A new constitution was promulgated in January 1973, but transitional provisions attached to it gave Marcos continued absolute powers, and elections were indefinitely postponed; instead, the president sought popular sanction of his acts by repeated referendums. Some relaxation was allowed in 1977 and 1978, but restiveness grew among the population, including the church hierarchy. In 1980 several opposition groups united to demand an end to martial law, and urban guerrillas carried out a series of bombings in Manila.
President Marcos ended martial law in 1981. Presidential elections were held in June, and Marcos won a new six-year term. Opposition to his rule, however, continued to grow. In 1983 opposition leader Benigno Aquino was murdered. A military conspiracy was blamed for the murder, but the defendants were acquitted when tried in 1985. Marcos called for presidential elections in February 1986; his chief opponent was Corazon Aquino, Benigno's widow. Reports that Marcos had won through fraud stirred intense opposition, which culminated in what became known as the People Power Movement, a four-day protest in Manila. Marcos fled the country and settled temporarily in Hawaii. According to widespread accusations, he took with him undetermined amounts of illegally gained wealth.
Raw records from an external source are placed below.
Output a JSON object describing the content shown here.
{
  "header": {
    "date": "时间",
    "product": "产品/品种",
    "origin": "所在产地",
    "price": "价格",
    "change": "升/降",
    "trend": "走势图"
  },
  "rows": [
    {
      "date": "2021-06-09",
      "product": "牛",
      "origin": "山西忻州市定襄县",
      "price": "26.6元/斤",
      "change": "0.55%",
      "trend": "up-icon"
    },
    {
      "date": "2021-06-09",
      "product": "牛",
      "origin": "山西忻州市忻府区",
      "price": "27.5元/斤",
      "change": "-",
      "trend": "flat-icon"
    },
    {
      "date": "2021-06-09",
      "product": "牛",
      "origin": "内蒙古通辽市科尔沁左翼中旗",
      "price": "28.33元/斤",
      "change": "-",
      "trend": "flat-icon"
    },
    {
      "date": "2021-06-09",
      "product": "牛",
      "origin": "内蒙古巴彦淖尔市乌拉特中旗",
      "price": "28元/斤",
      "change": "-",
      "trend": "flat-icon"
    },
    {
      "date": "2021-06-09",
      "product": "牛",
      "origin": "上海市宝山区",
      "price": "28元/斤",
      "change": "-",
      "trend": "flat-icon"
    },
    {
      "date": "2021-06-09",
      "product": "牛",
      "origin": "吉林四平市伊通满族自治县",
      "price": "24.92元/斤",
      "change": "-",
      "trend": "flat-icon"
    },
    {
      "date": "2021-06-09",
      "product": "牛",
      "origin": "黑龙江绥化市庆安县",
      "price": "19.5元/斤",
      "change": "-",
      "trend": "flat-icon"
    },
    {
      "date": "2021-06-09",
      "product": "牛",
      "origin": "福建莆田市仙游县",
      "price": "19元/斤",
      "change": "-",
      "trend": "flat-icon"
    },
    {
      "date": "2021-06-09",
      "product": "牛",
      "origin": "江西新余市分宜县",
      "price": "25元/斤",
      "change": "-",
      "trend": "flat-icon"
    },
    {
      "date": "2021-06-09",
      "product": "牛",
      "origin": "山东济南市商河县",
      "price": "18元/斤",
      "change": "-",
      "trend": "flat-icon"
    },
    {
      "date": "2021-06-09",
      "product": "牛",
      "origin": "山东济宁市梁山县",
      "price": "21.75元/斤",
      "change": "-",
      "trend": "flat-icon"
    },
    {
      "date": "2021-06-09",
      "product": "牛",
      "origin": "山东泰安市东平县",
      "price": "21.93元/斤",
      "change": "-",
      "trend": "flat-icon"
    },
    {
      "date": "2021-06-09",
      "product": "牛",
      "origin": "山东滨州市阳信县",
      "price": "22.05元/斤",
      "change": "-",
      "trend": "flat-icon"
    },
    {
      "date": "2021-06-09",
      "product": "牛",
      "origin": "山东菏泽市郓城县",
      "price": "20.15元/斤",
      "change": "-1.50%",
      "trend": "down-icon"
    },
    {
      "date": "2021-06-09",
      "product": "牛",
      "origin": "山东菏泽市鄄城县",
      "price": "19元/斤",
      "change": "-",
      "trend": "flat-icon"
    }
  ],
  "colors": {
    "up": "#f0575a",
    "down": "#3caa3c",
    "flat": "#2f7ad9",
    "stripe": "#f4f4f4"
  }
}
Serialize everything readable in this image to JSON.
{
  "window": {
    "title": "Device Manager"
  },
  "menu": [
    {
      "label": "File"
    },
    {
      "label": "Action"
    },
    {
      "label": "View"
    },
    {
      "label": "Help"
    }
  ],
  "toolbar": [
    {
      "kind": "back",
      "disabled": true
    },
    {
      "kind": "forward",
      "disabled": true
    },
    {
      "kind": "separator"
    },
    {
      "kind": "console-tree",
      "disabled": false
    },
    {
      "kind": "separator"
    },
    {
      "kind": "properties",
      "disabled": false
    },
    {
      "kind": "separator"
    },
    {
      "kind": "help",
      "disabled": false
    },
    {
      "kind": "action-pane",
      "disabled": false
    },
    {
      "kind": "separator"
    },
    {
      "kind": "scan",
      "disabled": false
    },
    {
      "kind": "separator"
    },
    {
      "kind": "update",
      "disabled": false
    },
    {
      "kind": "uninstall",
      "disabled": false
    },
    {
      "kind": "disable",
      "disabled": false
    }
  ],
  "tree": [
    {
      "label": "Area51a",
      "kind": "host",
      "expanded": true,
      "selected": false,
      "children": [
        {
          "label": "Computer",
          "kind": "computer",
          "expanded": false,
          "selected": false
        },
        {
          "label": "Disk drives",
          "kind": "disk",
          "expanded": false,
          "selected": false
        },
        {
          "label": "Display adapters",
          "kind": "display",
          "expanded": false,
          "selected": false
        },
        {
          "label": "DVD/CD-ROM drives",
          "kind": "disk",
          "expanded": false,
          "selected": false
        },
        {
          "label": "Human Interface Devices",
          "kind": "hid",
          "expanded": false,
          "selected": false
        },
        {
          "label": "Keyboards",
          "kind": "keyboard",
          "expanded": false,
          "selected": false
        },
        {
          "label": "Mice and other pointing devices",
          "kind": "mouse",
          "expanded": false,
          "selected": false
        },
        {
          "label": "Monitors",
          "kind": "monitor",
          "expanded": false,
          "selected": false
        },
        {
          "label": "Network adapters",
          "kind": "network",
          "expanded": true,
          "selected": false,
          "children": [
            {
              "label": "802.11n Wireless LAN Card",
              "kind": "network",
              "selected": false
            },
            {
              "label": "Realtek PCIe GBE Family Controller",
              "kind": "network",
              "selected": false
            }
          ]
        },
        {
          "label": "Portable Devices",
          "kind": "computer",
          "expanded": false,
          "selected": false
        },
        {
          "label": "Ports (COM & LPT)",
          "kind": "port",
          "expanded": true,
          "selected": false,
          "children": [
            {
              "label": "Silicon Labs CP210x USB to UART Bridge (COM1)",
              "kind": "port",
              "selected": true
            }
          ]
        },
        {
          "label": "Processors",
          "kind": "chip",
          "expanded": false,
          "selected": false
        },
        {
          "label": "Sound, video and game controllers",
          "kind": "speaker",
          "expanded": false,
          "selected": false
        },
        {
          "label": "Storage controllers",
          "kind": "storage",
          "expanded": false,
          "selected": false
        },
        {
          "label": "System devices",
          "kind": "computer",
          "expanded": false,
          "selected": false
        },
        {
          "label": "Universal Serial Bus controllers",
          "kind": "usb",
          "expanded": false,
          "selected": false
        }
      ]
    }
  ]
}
Aquino became president and, in February 1987, won the enactment of a new constitution. Although she won a vote of confidence in legislative elections that May, military unrest, coupled with popular discontent at the slow pace of economic reform, continued to threaten her government. U.S. Air Force jets assisted Philippine government forces in suppressing a coup attempt in December 1989. Meanwhile, the Supreme Court had declared Benigno Aquino's murder trial a mistrial and a new investigation was initiated. In December 1990, 16 military officials were convicted of the murder, as well as the murder of Benigno's alleged assassin. Damage from the eruption of Mount Pinatubo in central Luzon led the United States to evacuate nearby Clark Air Base in June 1991. In September, the Philippine government rejected a treaty that would have allowed the U.S. military to remain in the Philippines. As a result, Clark Air Base did not reopen and nearby Subic Bay Naval Station closed in 1992.
In the 1992 presidential election, Aquino, prohibited by the constitution from seeking a second presidential term, endorsed Fidel Valdez Ramos, her former defense secretary. Ramos pursued an ambitious economic reform program. In the 1995 legislative elections, voters elected a majority of Ramos-backed candidates to the legislature.
During the early and mid-1990s, the southern Philippines was the site of renewed guerrilla violence by Muslim separatist forces. In September 1996 the government reached a peace agreement with one of the largest rebel groups, the Moro National Liberation Front (MNLF). The agreement established the Special Zone for Peace and Development (SZPD), consisting of 14 Mindanao provinces. Headed by MNLF leader Nur Misuari, the SZPD is scheduled to receive economic assistance to develop the impoverished region. Other rebel groups, however, continue to oppose the Philippine government.